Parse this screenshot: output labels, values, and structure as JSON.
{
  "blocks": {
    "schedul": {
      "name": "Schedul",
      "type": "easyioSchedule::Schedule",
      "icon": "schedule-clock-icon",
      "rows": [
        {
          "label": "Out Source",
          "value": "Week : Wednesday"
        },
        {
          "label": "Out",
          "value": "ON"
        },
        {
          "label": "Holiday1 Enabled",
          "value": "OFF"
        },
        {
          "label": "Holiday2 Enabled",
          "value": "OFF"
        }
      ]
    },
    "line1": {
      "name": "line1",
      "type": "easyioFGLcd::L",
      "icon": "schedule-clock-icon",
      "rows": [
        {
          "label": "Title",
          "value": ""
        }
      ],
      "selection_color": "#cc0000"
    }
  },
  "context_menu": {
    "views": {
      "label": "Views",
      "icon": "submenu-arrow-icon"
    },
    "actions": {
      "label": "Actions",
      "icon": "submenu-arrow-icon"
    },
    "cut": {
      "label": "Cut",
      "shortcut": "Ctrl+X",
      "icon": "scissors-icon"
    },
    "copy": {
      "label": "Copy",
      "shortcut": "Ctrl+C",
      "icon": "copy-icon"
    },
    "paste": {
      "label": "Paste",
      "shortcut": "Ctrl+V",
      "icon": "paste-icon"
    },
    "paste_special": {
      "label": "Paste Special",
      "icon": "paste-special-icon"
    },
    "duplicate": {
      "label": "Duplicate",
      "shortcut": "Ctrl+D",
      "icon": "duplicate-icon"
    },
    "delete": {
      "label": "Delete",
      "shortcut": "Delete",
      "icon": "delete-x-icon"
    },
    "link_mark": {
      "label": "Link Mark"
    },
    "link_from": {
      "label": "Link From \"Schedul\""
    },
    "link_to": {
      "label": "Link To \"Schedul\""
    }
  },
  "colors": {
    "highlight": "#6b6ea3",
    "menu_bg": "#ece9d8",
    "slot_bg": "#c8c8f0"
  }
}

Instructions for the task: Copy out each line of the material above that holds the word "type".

Solution below:
      "type": "easyioSchedule::Schedule",
      "type": "easyioFGLcd::L",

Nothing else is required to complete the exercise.